Turn the heat up and as soon as you see the fruit bubbling, start to smoosh it with the back of a wooden spoon or any flat utensil. The juices will burst out and you’ll get a chunky consistency that you’ll see start to turn into a sauce. At this point, reduce the heat a bit and add honey and olive oil.
While that continues to cook, get out a bowl and put in your lettuce, cut your avocado, add your basil (I used dry, it’s easier) and your grated parmesan. I like to marinate my artichoke hearts, I think it adds another layer of flavor to them. I find it the easiest to do in a Chinese food delivery container that once had soup in it. I drain the hearts and either throw them directly into the container or I use another pair of sheers or a knife and I cut them into smaller pieces. Regardless, they will all end up in the container with olive oil, basil and cheese. Shake the container and let sit a while.
You can really just relax and your job is done. It was that simple. All you need to do now is continue to move around the fruit in the pot on medium / medium low and continue to smash the berries to render the juice. I don’t like hot dressing and I don’t like the berries in my dressing either, so I take it off the heat and use the same colander I did earlier for the artichokes, over a bowl to catch all the juice. My husband likes the macerated berries so I save them for him in a container. Right before serving, I will put the juices in a serving container so we can put the amount we’d like on our chicken and / or salad ourselves.
So, you are now just waiting on the chicken to finish.
When the oven alerts you that it’s done, take it out and let it rest for a few minutes. Check the temperature (just make sure you don’t touch bone) and it should read at least 180 degrees.
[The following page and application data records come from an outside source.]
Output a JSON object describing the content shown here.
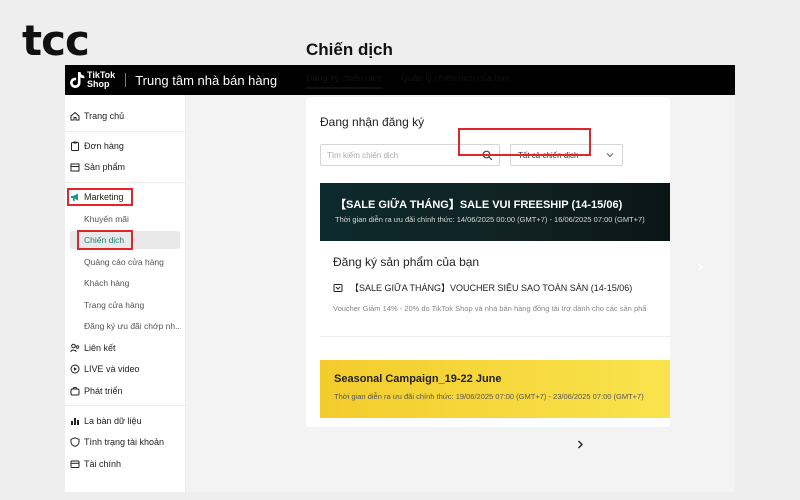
{
  "brand": {
    "logo_text": "tcc"
  },
  "topbar": {
    "logo_line1": "TikTok",
    "logo_line2": "Shop",
    "title": "Trung tâm nhà bán hàng"
  },
  "sidebar": {
    "items": [
      {
        "label": "Trang chủ",
        "icon": "home-icon"
      },
      {
        "label": "Đơn hàng",
        "icon": "clipboard-icon"
      },
      {
        "label": "Sản phẩm",
        "icon": "box-icon"
      },
      {
        "label": "Marketing",
        "icon": "megaphone-icon"
      },
      {
        "label": "Liên kết",
        "icon": "users-link-icon"
      },
      {
        "label": "LIVE và video",
        "icon": "video-icon"
      },
      {
        "label": "Phát triển",
        "icon": "rocket-icon"
      },
      {
        "label": "La bàn dữ liệu",
        "icon": "chart-icon"
      },
      {
        "label": "Tình trạng tài khoản",
        "icon": "shield-icon"
      },
      {
        "label": "Tài chính",
        "icon": "wallet-icon"
      }
    ],
    "marketing_sub": [
      "Khuyến mãi",
      "Chiến dịch",
      "Quảng cáo cửa hàng",
      "Khách hàng",
      "Trang cửa hàng",
      "Đăng ký ưu đãi chớp nh..."
    ]
  },
  "main": {
    "page_title": "Chiến dịch",
    "tabs": [
      "Đăng ký chiến dịch",
      "Quản lý chiến dịch của bạn"
    ],
    "section_title": "Đang nhận đăng ký",
    "search_placeholder": "Tìm kiếm chiến dịch",
    "filter_selected": "Tất cả chiến dịch",
    "banner1": {
      "title": "【SALE GIỮA THÁNG】SALE VUI FREESHIP (14-15/06)",
      "subtitle": "Thời gian diễn ra ưu đãi chính thức: 14/06/2025 00:00 (GMT+7) - 16/06/2025 07:00 (GMT+7)"
    },
    "register_title": "Đăng ký sản phẩm của bạn",
    "voucher_title": "【SALE GIỮA THÁNG】VOUCHER SIÊU SAO TOÀN SÀN (14-15/06)",
    "voucher_desc": "Voucher Giảm 14% - 20% do TikTok Shop và nhà bán hàng đồng tài trợ dành cho các sản phẩ",
    "banner2": {
      "title": "Seasonal Campaign_19-22 June",
      "subtitle": "Thời gian diễn ra ưu đãi chính thức: 19/06/2025 07:00 (GMT+7) - 23/06/2025 07:00 (GMT+7)"
    }
  },
  "colors": {
    "highlight_box": "#e0262d",
    "active_submenu_text": "#1a7f78",
    "topbar_bg": "#000000",
    "banner_yellow": "#f6d83c",
    "banner_dark": "#102224"
  }
}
You definitely cooked it long enough using the 20 mins per pound method and the additional 15 at 450 however, some people like to make sure and I am no exception.
At this point, you can cut the roast chicken and place it in the salad. You can cut it and put it on a serving platter or, you can just leave it as it is with a knife and fork for people to cut their servings themselves which is what I did here. Toss everything in your salad bowl with the artichoke hearts that have been sufficiently marinated. As many hearts as you’d like. The dressing can be put in a smaller bowl to the side.
I have never found a better roast chicken recipe, honestly. I’m not biased to my own recipes however, this one really really beats any others I have tried. The chicken turns out juicy and flavorful with the rosemary and orange coming through beautifully. The color on the bird is perfect. The salad is a creamy accompaniment and the berry dressing with olive oil and honey works so well with the citrus in the meat and the flavors in the salad.
All the years I have wasted not eating this! Don’t be afraid of new things, I’ve learned. It just takes a bit of guts and I guess also, someone else’s engagement.
Below you will find the table setting for this meal. Large bowls from William Sonoma, matching napkins as well. Lettuce dishes from Replacements. Breville Mini Smart Oven was used.